WTO trading conditions could have ‘severe repercussions’ for Northern Ireland meat industry
Northern Irish beef and sheep meat output could decline by 21%, with exports to the EU collapsing by over 90%, if the UK fails to agree on a post-Brexit deal with the EU and has to revert to World Trade Organization (WTO) conditions, a report commissioned by the Livestock and Meat Commission for Northern Ireland (LMC) has warned.
The report, produced by farm business consultancy The Andersons Centre with support from Oxford Economics, assessed the impact on the Northern Irish beef and sheep meat industry of moving from EU to WTO under two scenarios; “WTO Equivalence”, where the UK and EU impose reciprocal tariffs on each other’s imports based on the current EU Common External Tariff, and a unilateral “Open-Door” trade policy, whereby the UK reduces its tariffs on imports from major agricultural producers but without any reciprocal agreements in place.
It found that a unilateral Open-Door trade policy could mean that Northern Irish beef and sheep meat output would decline by 21%, as exports to the EU would collapse by over 90%.
In addition, according to the report, even under WTO Equivalence, whilst output could rise “marginally in the short-run, gains would be eroded by declining consumption in the longer-term due to higher prices, and exports to the EU would still fall by over 90%”.
The report added that tariffs for meat sales are substantial, ranging from 40% to around 100%, while Non-Tariff Barriers (NTBs) are estimated to amount to a 3% tariff equivalent under WTO Equivalence and 5.7% under an Open-Door trade policy.
These estimates are based on a thorough examination of NTBs and their impact on the red meat sector.
The report concludes that if an Open-Door trade policy was adopted, the viability of beef and sheep farming across large swathes of Northern Ireland would be seriously threatened, with grave consequences for the wider Northern Irish rural economy.
The report made six recommendations for policy-makers, including an interim single market and customs union membership for “at least five years post-Brexit to negotiate the finer details of the eventual deal and develop the required infrastructure, with a mid-way review to examine whether enough progress has been made (e.g. technology to facilitate frictionless cross-border trade) to affect timeframes”.
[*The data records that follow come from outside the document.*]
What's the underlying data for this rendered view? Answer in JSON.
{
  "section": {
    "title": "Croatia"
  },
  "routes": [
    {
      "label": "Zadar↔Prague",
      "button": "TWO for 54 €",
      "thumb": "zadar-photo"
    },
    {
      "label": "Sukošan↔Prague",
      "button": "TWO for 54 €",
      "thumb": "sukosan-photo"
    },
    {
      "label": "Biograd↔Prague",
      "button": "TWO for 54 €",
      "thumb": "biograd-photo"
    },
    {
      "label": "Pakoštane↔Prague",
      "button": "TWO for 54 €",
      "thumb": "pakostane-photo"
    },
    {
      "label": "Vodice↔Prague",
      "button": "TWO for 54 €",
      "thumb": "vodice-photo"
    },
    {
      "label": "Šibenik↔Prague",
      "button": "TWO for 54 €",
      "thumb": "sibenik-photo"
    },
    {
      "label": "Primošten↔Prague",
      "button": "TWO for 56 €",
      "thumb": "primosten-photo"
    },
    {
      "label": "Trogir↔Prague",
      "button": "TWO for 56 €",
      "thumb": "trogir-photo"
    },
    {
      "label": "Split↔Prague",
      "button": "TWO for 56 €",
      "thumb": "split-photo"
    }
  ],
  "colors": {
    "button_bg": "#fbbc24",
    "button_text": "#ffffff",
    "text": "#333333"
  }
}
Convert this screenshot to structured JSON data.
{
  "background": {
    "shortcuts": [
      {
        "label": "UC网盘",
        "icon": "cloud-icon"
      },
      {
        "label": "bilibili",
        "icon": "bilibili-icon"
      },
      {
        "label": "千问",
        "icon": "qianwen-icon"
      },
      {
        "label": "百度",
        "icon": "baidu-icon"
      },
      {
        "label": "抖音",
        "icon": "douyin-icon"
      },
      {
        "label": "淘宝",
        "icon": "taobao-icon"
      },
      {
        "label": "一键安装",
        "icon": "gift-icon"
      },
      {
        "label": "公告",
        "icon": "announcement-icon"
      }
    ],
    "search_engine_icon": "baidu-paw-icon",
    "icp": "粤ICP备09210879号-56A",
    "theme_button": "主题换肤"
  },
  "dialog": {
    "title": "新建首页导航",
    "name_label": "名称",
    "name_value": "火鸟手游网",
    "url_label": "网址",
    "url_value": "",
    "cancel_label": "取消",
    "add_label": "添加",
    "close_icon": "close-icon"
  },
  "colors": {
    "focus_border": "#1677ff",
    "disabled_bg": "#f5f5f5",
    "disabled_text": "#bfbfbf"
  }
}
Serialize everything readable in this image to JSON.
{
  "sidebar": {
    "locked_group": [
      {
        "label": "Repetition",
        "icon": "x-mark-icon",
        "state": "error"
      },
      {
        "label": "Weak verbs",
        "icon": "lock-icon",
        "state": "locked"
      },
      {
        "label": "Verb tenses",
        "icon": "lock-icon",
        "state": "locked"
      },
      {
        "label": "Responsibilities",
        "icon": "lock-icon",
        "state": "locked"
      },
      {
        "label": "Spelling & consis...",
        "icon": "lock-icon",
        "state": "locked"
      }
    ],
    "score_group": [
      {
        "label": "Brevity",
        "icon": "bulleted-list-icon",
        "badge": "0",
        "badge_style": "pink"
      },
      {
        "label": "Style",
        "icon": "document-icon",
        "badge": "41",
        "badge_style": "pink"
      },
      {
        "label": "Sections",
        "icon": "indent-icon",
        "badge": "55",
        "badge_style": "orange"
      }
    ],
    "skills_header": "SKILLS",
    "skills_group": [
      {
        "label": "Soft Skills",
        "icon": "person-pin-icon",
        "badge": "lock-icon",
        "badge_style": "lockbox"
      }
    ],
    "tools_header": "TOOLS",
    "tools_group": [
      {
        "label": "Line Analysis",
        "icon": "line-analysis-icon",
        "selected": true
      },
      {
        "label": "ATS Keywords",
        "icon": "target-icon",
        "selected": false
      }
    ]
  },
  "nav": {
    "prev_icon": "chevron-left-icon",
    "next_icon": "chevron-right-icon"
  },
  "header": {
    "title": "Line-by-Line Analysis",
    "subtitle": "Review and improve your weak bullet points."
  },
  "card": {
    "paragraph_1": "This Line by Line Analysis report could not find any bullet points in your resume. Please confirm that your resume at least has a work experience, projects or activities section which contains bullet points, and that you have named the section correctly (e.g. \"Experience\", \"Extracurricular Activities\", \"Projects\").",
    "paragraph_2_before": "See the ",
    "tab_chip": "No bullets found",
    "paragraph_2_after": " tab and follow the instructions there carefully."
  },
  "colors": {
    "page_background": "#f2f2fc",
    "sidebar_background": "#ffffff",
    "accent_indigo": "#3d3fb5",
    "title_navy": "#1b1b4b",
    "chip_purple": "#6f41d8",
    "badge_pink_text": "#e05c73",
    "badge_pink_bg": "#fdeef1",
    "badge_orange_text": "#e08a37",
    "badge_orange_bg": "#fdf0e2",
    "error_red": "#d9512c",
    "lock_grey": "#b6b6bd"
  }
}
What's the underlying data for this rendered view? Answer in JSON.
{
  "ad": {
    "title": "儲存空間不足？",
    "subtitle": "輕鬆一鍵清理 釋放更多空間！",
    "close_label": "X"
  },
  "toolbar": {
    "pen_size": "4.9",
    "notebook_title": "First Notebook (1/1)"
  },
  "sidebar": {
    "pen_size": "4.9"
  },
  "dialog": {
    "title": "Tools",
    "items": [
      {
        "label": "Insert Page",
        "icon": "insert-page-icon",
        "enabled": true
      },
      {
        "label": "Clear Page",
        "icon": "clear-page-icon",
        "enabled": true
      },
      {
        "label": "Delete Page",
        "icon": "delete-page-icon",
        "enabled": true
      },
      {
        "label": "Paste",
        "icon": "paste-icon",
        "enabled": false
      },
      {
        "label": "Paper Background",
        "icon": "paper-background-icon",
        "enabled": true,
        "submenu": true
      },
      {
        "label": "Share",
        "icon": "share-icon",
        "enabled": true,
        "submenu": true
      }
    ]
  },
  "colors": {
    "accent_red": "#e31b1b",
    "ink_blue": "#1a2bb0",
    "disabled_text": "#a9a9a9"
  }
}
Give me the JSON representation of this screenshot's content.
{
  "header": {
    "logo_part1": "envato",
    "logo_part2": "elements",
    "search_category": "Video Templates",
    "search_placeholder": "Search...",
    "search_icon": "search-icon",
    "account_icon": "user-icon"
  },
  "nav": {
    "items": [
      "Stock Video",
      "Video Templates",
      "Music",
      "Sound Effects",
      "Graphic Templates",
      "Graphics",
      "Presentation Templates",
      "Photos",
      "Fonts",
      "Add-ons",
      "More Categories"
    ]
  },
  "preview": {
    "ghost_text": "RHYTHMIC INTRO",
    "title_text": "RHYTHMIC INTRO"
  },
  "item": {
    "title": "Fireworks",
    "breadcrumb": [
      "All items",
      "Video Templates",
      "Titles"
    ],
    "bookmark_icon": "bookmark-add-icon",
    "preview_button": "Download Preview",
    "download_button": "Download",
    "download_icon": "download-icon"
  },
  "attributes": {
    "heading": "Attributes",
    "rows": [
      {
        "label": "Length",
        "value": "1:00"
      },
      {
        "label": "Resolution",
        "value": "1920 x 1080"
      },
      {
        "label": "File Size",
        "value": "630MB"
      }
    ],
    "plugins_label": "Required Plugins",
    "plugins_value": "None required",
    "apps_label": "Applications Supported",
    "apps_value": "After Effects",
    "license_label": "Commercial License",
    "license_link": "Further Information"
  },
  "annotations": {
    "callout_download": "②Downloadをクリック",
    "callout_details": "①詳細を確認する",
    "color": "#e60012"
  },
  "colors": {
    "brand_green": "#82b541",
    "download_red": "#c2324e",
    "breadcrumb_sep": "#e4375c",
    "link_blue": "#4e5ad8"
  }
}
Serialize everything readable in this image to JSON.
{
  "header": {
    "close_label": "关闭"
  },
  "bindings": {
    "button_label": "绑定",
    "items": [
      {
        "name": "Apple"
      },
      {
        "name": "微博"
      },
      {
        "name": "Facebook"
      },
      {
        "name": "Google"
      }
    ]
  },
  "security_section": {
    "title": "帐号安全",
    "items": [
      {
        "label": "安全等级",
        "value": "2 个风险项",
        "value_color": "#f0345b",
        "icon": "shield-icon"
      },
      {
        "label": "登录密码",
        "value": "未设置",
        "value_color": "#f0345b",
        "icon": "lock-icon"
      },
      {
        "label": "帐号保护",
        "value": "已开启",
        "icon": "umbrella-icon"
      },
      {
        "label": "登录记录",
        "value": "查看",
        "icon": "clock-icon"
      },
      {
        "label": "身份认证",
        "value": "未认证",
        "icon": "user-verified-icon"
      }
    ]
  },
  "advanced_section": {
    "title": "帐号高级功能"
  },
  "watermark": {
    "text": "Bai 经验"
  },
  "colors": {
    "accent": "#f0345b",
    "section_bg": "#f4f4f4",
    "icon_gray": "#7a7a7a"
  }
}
It also called for an Agri-food Workers’ Scheme to permit continued access to labour for Northern Ireland processors, coupled with incentives for locally-based staff.
In addition, it suggested the formulation of a long-term strategy for food and farming, along with efforts “efforts to get Northern Irish products approved for sale in non-EU countries, including gaining mutual recognition of veterinary standards”.
It also recommended the adoption of EU Official Controls of animals and meat products at slaughter houses, meat plants and collection centres for live cattle within the UK and Republic of Ireland to permit frictionless cross-border trade, while ensuring that food imports meet the same standards as domestic produce.
If WTO trading did come to pass, the report suggested several further recommendations, including as a last resort considering a “Cyprus-type model” for cross border trade if no other agreement is possible.
However, it also noted that whilst a Cyprus-type model could help to facilitate trade reasonably close to existing levels, potential obstacles remain.
Commenting on the report LMC chief executive, Ian Stevenson, said: “The report clearly shows that WTO trading conditions would be complex, costly and disruptive and that the most viable solution for safeguarding the future of the industry is not only a UK-EU post-Brexit comprehensive free trade agreement, but until then to have a 5-year transition period with a mid-way review, to avoid an interim deal simply being a stay of execution for the industry.”
Michael Haverty, lead author of the study, said: “Whilst a Cyprus-type model highlights the need for contingency planning, the ideal outcome remains avoiding WTO trading conditions by agreeing interim Single Market and Customs Union membership for 5 years post-Brexit, incorporating a mid-way review, to negotiate and implement a more considered long-term agreement.”